Take the 2-minute tour ×
Physics Stack Exchange is a question and answer site for active researchers, academics and students of physics. It's 100% free, no registration required.

An article in Science, Evidence for High-Energy Extraterrestrial Neutrinos at the IceCube Detector, claims to have detected 28 neutrinos from an unidentified extra-solar location that has yet to be identified. From what I can gather, the only evidence for determining the origin of a neutrino is based only on the energy of said neutrino. Based on the large energy content of those observed, the hypothesis is that the neutrinos are from outside the solar system, making them the first extra-solar neutrinos ever detected.

How accurate is using energy to identify the neutrinos? Presumably it is statistically possible, although perhaps very unlikely, that the energies observed were created inside the solar system. Is there a probability density function describing expected energy values for atmospheric and intra-solar-system generated neutrinos? Where do the newly observed neutrinos fit into those probabilities?

share|improve this question
2  
arXiv version was posted today too: arxiv.org/abs/1311.5238 Also, these would be the second extrasolar neutrinos, the first being from SN 1987A. –  Chris White Nov 22 '13 at 23:24
add comment

1 Answer 1

up vote 4 down vote accepted

We know what the solar neutrino spectrum looks like from direct measurement (Super-K has even imaged the sun in neutrinos). Likewise we know what the spectrum of neutrinos coming from cosimc ray interactions in the atmosphere and the body of the early looks like. And the spectrum for our nuclear reactors and that from the uranium and thorium in the deep earth.

IceCube is looking for sources other than these well known spectra and at much higher energy than most of them go to (solar and reactor neutrinos have energies of MeV, most cosmic neutrinos run MeV or GeV the data set just published runs from 30--1200 TeV).
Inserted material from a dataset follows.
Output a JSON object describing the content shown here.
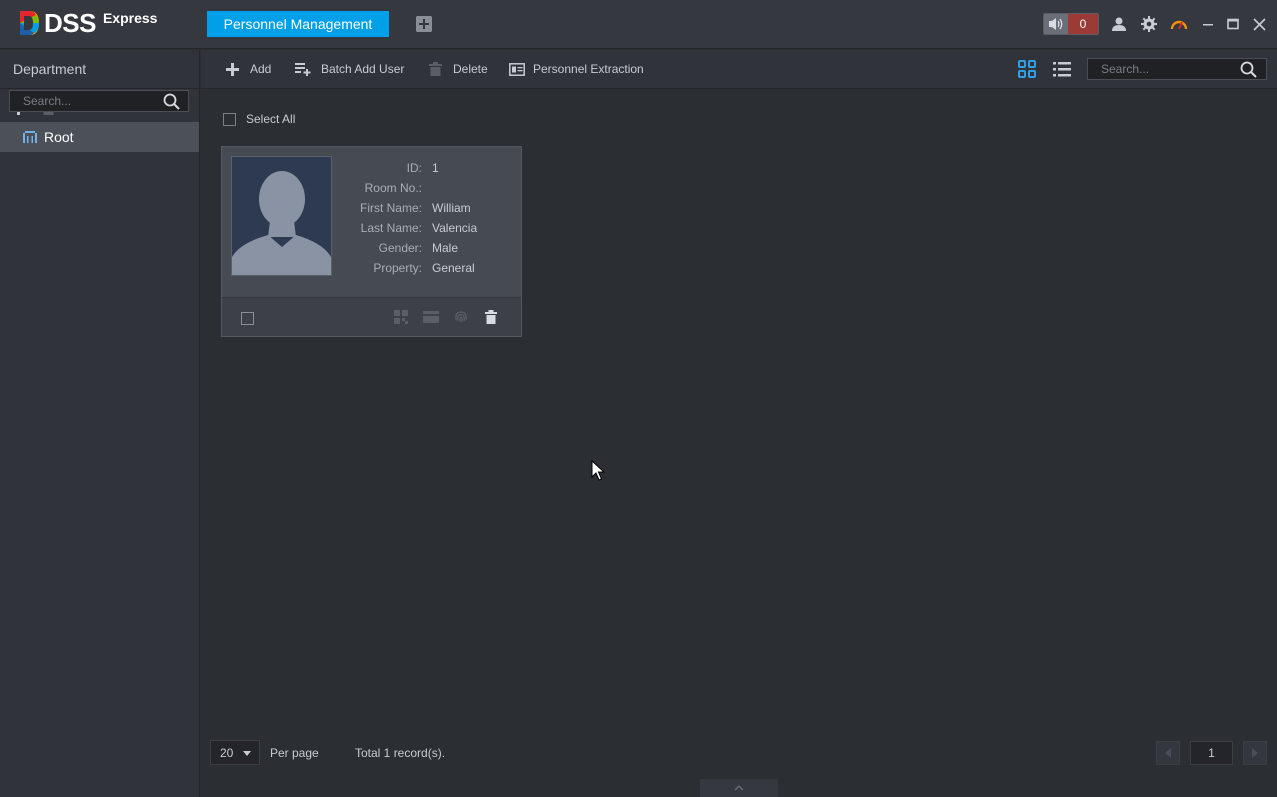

Little is understood about neutrino production at these energies, but they are assumed to be the decay products of very high energy pions and kaons created in energetic astrophysical events. There are some models, and IceCube uses one as a benchmark.

Also IceCube gets some (often limited1) directional information as well as energy. With a statistically size set of events you could rule in or out origin in the Milky Way (and particularly at the center) and perhaps some of the larger nearby galaxies as well.


1 I presume that the shower events have much coarser angular resolution than the muon quasi-elastic events which should give good pointing data at these high eneries. The big limit on the showering events is going to come because IceCube is very coarsely instrumented by comparison to the detector I have worked on (but of course it is also a gigaton detector so they can fully contain those 1000 TeV events!).

share|improve this answer
    
Note at this point I have only ready the first few pages of the paper...grading to do and all that. –  dmckee Nov 23 '13 at 0:05
add comment

Your Answer

 
discard

By posting your answer, you agree to the privacy policy and terms of service.

Not the answer you're looking for? Browse other questions tagged or ask your own question.